They're putting up the baskets at the Spectrum one more time tonight, when the Bulls and Philadelphia 76ers play the last basketball game before the 42-year-old arena is demolished.
Some memories of the building -- which last hosted a Sixers game in 1996 before the team moved to the Wachovia Center -- are not easily swept away.
''I was playing with the Knicks at the time, and we were coming on as a team,'' Bulls assistant coach Pete Myers said of a 1989 playoff series. ''We swept [the Sixers] in the first round, so we took the brooms that were behind the basket and we actually went up and down the floor with the brooms and swept the floor. Then we got back the next day in New York, and they had us on the front page.
''It went all downhill from there. Granted, we did play [the Bulls] in the next round and lost. It was kind of a good thing turned bad.''
Flyers owner Ed Snider calls the Spectrum his ''baby.'' Snider needed to build it to get an NHL franchise in Philadelphia. It went up in 11 months and opened in 1967.
Only one championship was celebrated in the arena. The Flyers clinched the 1974 Stanley Cup with a 1-0 victory over Boston.
''We won two Stanley Cups and went to four finals,'' former Flyer Bob Kelly said on rememberthespectrum.com. ''We beat the Russians there and had a 35-game unbeaten streak. It was a big part of so many of our lives because a lot of us played there for a lot of years.''
Charles Barkley, whose No.34 jersey was retired to the Spectrum rafters, played his first game there in 1984 with teammates Julius Erving and Moses Malone.
''The locker room was so small ... if I moved too quickly, Moses' [expletive] would hit me on the cheekbone,'' Barkley is quoted on the Web site. ''I had to really be careful when I was doing interviews because if you turned your head, Doc's cheek was right here and Moses' cheek was right here.''
Duke's Christian Laettner hit his last-second game-winner off a 75-foot inbounds pass from Grant Hill to beat Kentucky at the Spectrum. The 104-103 overtime decision in the 1992 NCAA East Regional is considered one of the best college games ever.
Bulls forward John Salmons, a Philadelphia native, is looking forward to being part of the farewell game.
''It's going to be fun,'' he said. ''The most famous memories are always going to be the Dr. J dunks. Growing up, I used to watch Barkley all the time. [He] was my favorite player for a long time, he and Hersey Hawkins.''
Bulls assistant Bernie Bickerstaff recalls Lloyd Free refusing to pass to a wide-open Erving in a key playoff game during Washington's run to the 1978 NBA title.

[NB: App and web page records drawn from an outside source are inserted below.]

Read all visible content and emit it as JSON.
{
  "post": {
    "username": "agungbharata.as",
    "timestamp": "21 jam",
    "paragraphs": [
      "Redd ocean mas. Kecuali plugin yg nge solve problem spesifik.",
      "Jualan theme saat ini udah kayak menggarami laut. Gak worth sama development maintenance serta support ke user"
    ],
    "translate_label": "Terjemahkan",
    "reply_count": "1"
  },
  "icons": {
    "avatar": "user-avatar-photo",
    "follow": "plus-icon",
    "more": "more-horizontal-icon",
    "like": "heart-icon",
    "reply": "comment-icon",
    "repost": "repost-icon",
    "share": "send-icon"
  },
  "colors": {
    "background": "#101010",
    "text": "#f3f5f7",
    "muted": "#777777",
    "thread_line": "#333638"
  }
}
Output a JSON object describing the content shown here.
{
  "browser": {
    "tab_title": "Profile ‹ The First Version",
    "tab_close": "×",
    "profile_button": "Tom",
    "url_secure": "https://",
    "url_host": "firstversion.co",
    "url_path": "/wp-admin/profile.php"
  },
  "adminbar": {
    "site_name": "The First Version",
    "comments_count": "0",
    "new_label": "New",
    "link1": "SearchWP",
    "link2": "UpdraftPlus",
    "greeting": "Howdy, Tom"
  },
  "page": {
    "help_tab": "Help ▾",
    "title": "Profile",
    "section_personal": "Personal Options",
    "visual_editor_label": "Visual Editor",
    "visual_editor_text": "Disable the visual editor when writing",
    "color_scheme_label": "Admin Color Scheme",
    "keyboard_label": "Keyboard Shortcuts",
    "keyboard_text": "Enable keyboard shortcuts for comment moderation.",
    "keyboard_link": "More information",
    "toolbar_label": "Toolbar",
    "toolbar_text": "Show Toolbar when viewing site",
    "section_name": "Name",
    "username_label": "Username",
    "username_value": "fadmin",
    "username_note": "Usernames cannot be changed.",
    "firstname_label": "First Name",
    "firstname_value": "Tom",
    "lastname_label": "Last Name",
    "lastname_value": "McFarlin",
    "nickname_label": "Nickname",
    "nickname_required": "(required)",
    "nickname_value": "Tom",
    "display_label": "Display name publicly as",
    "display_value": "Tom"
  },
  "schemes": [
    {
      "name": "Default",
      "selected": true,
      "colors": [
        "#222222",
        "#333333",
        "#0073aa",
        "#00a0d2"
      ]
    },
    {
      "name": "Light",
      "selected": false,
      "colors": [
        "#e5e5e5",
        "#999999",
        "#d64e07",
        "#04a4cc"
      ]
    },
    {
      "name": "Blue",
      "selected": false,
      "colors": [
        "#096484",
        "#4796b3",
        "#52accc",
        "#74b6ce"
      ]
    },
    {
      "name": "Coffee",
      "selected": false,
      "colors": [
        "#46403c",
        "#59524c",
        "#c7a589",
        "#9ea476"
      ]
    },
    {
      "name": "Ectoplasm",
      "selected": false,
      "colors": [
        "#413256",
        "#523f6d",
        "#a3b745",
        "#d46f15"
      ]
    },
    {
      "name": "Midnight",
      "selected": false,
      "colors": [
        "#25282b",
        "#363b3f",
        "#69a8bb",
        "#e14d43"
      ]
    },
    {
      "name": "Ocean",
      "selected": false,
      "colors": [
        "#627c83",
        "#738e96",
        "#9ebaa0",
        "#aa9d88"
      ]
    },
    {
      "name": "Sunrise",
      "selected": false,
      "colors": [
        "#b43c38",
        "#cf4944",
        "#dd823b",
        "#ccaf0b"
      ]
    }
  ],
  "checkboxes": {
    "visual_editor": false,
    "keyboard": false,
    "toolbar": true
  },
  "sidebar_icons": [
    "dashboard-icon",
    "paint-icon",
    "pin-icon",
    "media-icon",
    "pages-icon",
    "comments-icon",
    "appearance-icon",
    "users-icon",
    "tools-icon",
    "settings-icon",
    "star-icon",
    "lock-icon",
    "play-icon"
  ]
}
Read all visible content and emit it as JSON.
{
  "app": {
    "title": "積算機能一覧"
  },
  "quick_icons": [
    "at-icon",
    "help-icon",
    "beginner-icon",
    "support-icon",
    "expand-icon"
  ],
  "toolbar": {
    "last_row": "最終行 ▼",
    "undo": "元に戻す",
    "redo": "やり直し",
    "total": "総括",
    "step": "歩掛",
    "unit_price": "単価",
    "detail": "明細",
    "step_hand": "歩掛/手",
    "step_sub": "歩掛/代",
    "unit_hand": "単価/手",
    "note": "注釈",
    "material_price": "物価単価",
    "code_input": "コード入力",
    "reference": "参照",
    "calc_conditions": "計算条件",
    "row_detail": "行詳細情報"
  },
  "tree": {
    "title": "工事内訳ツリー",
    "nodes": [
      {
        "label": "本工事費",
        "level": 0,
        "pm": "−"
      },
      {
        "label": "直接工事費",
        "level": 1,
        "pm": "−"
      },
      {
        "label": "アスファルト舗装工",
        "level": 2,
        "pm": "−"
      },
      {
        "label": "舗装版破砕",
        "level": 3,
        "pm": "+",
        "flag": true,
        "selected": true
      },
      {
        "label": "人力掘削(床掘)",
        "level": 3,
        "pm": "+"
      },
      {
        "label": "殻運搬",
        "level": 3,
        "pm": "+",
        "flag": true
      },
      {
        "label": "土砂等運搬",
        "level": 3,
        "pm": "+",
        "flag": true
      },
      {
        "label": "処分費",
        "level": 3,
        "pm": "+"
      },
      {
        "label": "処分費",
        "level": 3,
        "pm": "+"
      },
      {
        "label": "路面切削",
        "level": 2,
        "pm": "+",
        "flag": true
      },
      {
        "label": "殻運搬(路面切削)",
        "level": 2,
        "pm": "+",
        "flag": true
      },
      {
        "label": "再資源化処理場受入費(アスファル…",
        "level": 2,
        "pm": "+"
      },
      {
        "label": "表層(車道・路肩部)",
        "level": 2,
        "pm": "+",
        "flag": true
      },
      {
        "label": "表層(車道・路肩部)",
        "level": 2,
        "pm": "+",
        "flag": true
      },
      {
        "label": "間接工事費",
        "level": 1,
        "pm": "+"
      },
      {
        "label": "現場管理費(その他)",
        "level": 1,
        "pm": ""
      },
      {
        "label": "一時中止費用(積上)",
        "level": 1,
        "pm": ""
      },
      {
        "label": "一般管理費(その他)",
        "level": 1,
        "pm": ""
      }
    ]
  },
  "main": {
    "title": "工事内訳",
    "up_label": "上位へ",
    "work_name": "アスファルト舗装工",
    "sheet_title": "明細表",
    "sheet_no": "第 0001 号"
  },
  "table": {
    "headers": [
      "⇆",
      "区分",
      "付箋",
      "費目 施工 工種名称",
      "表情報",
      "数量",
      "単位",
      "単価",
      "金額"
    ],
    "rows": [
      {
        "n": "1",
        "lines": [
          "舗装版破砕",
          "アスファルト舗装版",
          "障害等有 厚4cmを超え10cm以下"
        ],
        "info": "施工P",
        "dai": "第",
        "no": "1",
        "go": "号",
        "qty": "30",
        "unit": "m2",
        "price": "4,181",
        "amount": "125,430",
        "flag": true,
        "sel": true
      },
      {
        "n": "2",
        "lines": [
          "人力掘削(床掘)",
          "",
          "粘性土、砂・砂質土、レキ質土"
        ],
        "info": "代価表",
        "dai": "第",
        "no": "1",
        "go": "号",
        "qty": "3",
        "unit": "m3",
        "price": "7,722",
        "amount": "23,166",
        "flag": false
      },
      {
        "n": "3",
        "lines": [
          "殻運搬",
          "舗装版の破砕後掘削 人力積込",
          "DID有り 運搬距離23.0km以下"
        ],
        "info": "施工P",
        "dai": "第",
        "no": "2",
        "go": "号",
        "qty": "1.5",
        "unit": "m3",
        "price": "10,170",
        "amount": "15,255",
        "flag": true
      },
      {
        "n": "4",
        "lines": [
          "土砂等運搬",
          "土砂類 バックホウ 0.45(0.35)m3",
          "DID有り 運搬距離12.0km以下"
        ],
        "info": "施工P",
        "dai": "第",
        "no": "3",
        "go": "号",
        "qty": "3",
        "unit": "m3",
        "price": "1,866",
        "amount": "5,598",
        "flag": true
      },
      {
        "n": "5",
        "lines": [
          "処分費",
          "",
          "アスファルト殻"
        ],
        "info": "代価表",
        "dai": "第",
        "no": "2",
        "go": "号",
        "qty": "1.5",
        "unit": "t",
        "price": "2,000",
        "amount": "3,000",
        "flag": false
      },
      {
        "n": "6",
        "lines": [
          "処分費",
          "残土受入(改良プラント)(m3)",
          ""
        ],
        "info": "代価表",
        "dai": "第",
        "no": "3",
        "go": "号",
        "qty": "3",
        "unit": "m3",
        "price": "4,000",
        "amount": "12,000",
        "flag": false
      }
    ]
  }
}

Fellow assistant Del Harris remembers the Philly fans' fervor.
''They were always more intense against their own,'' Harris said with a chuckle.
For Bulls coach Vinny Del Negro, it's the end of an era.
''All the old buildings -- from the L.A. Forum to the Boston Garden to the Chicago Stadium, Madison Square Garden and the Spectrum -- they just had an atmosphere that was electric,'' Del Negro said. ''The [cigarette] smoke up there. The history of those buildings is just phenomenal. It will be a great atmosphere.''
Friday, March 13, 2009